Brussels airport closed until Tuesday

Laachraoui was only known by the alias Soufiane Kayal until this week. Photo: Belgian police/ BBC

Brussels international airport will not reopen before Tuesday, authorities say, following attacks in the Belgian capital that left 31 dead.

Zaventem airport was the first target on 22 March, with two suicide bombers triggering explosions in the departures hall.

An hour later, 20 people died in the suicide bombing of a metro station.

Belgian prosecutors on Saturday announced that one arrested man had now been charged with terrorist offences.

So-called Islamic State (IS) has said it carried out both the Brussels attacks, and the ones in Paris, in which 130 people died.

US President Barack Obama on Saturday said that Muslims must not be stigmatised following the attacks, as this would play "right into the hands of terrorists".


Brussels airport authorities said the "investigative work related to the judicial inquiry into the airport terminal has been completed" but that passenger activity could not resume before Tuesday.

A team of airport engineers and technicians is being given access to the terminal building for the first time since the attack.

They will assess the damage and stability of the building. The airport authorities will also install new security measures.

The airport check-in area suffered severe damage when two blasts seconds apart hit opposite ends of the departures hall.

Some people fleeing the first blast were caught by the second.

The two suicide bombers there have been identified by DNA as Najim Laachraoui and Brahim el-Bakraoui. They were pictured in an airport CCTV image before the explosions with a third man, on the right of the picture, who is yet to be identified or apprehended.
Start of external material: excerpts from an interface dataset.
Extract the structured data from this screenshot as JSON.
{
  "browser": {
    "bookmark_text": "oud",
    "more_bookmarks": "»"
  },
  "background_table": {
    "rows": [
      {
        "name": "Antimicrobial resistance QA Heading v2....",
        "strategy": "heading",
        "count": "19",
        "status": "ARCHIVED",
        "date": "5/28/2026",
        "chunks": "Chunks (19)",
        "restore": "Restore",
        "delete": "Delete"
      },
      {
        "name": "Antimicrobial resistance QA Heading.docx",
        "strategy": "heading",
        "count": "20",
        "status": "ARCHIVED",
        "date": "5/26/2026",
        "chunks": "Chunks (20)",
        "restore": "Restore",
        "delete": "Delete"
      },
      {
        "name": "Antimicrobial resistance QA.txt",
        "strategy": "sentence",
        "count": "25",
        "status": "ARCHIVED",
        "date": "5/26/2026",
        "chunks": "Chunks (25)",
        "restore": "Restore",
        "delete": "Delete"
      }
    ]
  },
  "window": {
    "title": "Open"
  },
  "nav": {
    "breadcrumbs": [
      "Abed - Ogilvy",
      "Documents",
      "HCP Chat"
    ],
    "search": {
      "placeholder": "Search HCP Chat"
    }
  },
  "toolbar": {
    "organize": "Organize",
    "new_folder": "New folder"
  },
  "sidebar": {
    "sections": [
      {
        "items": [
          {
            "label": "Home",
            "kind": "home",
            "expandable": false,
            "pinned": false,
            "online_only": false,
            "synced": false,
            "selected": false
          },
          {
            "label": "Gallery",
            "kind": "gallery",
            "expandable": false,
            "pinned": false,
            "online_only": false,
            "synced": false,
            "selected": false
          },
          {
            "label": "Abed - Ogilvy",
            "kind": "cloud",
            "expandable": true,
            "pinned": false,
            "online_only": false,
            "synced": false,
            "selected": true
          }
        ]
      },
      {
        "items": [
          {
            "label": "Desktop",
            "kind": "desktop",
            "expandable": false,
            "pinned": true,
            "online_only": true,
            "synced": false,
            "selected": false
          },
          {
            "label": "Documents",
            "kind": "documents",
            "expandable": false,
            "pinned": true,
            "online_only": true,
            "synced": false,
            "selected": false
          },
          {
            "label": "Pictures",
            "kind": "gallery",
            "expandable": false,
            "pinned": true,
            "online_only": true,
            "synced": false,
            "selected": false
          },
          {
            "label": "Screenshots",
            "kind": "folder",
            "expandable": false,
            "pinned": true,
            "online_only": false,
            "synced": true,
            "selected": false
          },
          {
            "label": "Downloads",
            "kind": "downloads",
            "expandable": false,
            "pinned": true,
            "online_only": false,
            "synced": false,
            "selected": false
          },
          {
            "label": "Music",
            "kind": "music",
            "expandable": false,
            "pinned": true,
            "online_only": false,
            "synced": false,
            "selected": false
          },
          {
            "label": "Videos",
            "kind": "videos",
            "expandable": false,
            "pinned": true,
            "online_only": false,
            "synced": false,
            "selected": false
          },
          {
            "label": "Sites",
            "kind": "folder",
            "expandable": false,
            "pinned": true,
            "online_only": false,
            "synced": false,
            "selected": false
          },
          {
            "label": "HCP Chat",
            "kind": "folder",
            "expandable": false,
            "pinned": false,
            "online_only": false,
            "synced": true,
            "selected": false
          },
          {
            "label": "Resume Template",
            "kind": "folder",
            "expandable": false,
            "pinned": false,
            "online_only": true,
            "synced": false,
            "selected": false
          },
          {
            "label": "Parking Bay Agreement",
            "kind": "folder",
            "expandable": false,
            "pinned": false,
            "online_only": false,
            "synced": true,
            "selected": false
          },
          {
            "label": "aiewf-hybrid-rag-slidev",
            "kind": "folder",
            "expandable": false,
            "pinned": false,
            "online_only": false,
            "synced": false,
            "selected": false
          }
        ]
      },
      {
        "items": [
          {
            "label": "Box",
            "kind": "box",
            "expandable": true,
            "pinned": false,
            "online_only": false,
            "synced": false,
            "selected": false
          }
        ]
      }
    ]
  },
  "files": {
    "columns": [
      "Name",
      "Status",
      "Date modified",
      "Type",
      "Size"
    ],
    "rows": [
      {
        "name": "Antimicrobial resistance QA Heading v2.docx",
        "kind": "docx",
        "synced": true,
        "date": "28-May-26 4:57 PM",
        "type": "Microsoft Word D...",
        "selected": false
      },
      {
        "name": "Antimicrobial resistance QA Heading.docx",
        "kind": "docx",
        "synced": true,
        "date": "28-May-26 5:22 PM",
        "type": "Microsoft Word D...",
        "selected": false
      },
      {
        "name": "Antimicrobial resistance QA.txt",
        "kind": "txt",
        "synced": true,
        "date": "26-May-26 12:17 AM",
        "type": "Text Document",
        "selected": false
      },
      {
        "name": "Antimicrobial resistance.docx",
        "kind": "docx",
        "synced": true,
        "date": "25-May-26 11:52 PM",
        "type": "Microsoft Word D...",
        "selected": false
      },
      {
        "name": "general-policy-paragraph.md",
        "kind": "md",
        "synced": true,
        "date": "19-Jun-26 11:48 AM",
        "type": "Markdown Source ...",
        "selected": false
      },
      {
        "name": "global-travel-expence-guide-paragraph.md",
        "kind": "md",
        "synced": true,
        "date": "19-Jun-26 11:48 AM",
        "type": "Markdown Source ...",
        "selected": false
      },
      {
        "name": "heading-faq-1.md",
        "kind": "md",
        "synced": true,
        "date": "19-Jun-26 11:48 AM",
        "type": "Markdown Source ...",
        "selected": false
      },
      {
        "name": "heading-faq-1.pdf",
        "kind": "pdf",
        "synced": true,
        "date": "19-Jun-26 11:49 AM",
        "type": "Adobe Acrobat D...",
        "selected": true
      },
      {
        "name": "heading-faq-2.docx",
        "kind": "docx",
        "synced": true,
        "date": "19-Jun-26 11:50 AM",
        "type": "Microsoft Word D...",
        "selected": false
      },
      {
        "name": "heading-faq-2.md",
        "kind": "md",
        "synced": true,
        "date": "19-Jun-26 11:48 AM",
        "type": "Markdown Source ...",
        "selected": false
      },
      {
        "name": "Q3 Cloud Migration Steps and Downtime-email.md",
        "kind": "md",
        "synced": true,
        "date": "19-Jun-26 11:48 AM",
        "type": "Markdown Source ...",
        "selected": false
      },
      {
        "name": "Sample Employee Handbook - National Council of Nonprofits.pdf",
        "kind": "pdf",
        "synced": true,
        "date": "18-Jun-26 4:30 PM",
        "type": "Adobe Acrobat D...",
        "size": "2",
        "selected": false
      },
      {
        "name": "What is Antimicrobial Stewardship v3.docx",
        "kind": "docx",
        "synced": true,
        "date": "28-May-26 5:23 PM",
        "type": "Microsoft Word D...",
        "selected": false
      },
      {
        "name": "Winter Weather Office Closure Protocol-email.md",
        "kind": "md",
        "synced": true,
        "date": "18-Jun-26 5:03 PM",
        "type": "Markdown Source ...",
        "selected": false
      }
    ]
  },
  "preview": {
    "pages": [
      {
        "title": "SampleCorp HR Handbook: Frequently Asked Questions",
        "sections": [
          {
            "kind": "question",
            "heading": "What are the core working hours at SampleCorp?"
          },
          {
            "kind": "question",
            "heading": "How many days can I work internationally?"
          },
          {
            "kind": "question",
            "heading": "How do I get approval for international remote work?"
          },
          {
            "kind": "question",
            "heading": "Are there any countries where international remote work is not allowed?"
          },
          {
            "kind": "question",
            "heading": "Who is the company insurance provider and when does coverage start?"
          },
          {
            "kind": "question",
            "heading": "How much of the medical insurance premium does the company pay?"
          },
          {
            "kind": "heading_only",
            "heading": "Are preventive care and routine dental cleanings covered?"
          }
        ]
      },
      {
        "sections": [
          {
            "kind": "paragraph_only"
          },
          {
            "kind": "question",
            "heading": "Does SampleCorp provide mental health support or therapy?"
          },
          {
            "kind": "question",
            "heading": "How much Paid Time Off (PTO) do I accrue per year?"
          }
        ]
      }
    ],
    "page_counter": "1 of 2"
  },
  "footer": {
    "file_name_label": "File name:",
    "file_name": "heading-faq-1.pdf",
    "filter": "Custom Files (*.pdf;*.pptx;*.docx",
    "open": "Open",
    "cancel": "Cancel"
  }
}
Brahim's brother, Khalid el-Bakraoui, carried out the attack on the Maelbeek metro attack.

The BBC's Anna Holligan in Brussels says buses there are running and most metro stations have reopened but there are still soldiers patrolling the streets and although people are defiant, they are aware that there are possibly still other suspects at large.

Police in Belgium on Saturday continued operations to search for members of the terror cell, in particular the missing man from the airport image and a man suspected of aiding the metro attack.

But prosecutors denied the murder of a security official at the Fleurus nuclear research centre was a terrorist act, the Belga news agency reported.

Didier Prospero was found dead in his bathroom by his children on Thursday in the town of Froidchapelle. He had been shot four times and his dog was also killed.

Belga quoted the Charleroi prosecutor's office as also denying media reports that Prospero's security access badge had been stolen. The prosecutor said criminal investigators and not terrorism specialists were investigating.


Twelve people were arrested on Thursday and Friday in police raids in Belgium, France and Germany.

The key suspect, Salah Abdeslam, was detained in a raid in Brussels on 18 March. Police said he was initially co-operative.

But Belgian Justice Minister Koen Geens later confirmed in parliament that Abdeslam "no longer wants to talk since [Tuesday's] attacks".

The government has come in for criticism that it did not do enough to prevent the attacks.

Two minister offered to resign after Turkey said it had alerted Belgium about Brahim el-Bakraoui, before deporting him.

French President Francois Hollande insisted on Friday that the jihadist network that hit both Paris and Brussels was being "destroyed" but cautioned that threats remained.

A man arrested on Friday in a Paris suburb, Reda Kriket, 34, was alleged to be in the "advanced stage" of plotting an attack.

In his weekly address on Saturday, President Obama paid his respects to the victims, including the two Americans killed and the 14 injured.

He praised the contribution of Muslim-Americans to US society, saying: "We have to reject any attempt to stigmatise Muslim-Americans.

"Such attempts are contrary to our character, to our values, and to our history as a nation built around the idea of religious freedom. It's also counterproductive.

"It plays right into the hands of terrorists who want to turn us against one another."

Meanwhile, US singer Mariah Carey has cancelled her concert, scheduled for Brussels on Sunday, citing security concerns.

More details of those killed in the Brussels attacks have been released. Nationals of 40 countries were caught up in the attacks.